As with many historical figures of note, Shanker’s authority is frequently claimed: Shanker supported the stance I am taking on this issue, we often hear. A number of these claims come from those who are ideologically opposed to public education and unions, and yet seek to buttress their position with the claim that even the legendary union leader Al Shanker endorsed their stance. In this vein, Shanker’s 1988 argument for charter schools – schools that would operate as teacher-run, community-based public institutions that could function as laboratories of educational experimentation – is commonly misconstrued as support for the current incarnation of charter schools, thirty years later, when only a small minority of these schools hew to that original vision. Others implausibly suggest that Shanker would have opposed the defense of public schools mounted by teachers unions, and would have supported privatization.

The problem with these arguments goes much deeper than the particular claims they make. Whether it came from political friend or foe, the argument from authority is not one Shanker himself would have used or embraced. A Columbia doctoral student in philosophy before he became a middle school math teacher, Shanker would surely have approved of Thomas Aquinas’ maxim that the argument from authority is the weakest of all arguments. For a conclusion to be correct, it must be based on a logical argument and supported with compelling evidence. He so loved free and open debate because he saw it as the crucible in which the quality of an argument and its supporting evidence were tested.

When I hear the questions “What would Al think?” and “What would Al do?,” as if it were possible to know exactly how his thinking would have evolved over the twenty years since his death, I respond that the only thing we can know for sure is that Shanker’s thinking would have changed. It was the openness of mind, the inquisitive spirit, that defined him as a public intellectual. Those who would reify his intellect, who would fix it in time, fundamentally misunderstand it.

What remained constant for Shanker were the underlying principles: Shanker was a life-long advocate of public education, unions and democracy because he believed in their emancipatory power. The intellectual freedom he so cherished would not long survive, he believed, without a solid foundation in public education, unions and democracy.
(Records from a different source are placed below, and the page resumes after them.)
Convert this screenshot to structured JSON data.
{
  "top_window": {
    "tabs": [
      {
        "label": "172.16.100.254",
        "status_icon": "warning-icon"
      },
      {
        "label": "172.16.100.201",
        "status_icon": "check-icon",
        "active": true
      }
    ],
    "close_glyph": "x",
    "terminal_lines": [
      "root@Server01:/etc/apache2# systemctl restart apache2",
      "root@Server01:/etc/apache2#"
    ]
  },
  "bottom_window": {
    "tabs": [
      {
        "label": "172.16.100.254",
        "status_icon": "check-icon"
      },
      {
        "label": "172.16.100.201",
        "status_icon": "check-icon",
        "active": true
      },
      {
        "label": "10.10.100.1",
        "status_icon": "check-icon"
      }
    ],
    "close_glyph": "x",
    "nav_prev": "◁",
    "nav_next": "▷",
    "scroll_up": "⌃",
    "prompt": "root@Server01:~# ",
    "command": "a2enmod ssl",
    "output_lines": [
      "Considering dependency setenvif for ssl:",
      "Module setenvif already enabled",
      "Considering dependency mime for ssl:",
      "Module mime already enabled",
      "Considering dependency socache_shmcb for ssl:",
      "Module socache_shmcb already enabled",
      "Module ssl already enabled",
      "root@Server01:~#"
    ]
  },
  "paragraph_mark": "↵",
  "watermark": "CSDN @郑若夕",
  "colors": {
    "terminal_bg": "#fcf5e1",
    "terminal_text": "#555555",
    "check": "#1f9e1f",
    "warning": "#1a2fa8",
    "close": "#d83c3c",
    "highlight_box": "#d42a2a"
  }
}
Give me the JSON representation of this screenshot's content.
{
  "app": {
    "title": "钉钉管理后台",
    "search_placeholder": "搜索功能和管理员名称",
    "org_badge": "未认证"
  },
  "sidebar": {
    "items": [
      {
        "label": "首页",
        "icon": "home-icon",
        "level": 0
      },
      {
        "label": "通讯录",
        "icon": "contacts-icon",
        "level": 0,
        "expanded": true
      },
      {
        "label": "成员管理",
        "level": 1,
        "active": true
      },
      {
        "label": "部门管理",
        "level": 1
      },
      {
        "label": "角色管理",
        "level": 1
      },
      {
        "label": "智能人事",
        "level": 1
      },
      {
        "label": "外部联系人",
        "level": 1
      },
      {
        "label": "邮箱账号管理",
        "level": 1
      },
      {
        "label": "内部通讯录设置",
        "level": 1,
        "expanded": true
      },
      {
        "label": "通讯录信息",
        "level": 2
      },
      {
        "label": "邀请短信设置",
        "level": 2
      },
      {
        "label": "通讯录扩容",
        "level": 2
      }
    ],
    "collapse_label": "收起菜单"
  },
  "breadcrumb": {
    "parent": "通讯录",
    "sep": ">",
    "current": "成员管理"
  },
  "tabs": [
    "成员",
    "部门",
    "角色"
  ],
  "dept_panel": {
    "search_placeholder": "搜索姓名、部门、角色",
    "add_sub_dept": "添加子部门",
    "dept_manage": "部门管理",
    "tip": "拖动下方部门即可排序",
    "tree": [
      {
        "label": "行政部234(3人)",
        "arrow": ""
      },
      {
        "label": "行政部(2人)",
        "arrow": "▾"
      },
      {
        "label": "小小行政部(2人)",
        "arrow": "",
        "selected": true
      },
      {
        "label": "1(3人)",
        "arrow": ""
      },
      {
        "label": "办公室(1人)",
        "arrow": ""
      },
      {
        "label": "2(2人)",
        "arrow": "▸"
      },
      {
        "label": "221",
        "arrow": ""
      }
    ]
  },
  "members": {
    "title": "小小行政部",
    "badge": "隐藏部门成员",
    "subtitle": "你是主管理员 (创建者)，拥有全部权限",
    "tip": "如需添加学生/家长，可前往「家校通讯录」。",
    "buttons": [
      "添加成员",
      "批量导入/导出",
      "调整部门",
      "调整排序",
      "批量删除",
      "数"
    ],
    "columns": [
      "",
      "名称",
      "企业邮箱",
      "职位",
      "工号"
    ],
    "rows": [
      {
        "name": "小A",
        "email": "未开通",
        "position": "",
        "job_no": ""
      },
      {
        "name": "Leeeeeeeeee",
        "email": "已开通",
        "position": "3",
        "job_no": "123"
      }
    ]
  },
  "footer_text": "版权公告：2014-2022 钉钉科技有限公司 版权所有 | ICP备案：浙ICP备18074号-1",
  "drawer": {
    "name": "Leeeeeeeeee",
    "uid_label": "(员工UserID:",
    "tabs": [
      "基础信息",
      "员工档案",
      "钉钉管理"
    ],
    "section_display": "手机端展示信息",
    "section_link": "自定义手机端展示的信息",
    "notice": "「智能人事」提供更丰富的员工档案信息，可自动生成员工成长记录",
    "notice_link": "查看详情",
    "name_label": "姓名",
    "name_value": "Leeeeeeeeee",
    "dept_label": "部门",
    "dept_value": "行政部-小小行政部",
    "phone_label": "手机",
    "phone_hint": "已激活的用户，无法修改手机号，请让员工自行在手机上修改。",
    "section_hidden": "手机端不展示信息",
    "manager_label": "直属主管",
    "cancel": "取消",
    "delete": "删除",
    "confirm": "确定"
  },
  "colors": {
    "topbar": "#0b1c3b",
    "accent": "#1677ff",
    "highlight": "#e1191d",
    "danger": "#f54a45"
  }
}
And in an era where public education, unions and democracy itself now hang in the balance, it is well worth reminding ourselves what is at stake: freedom itself.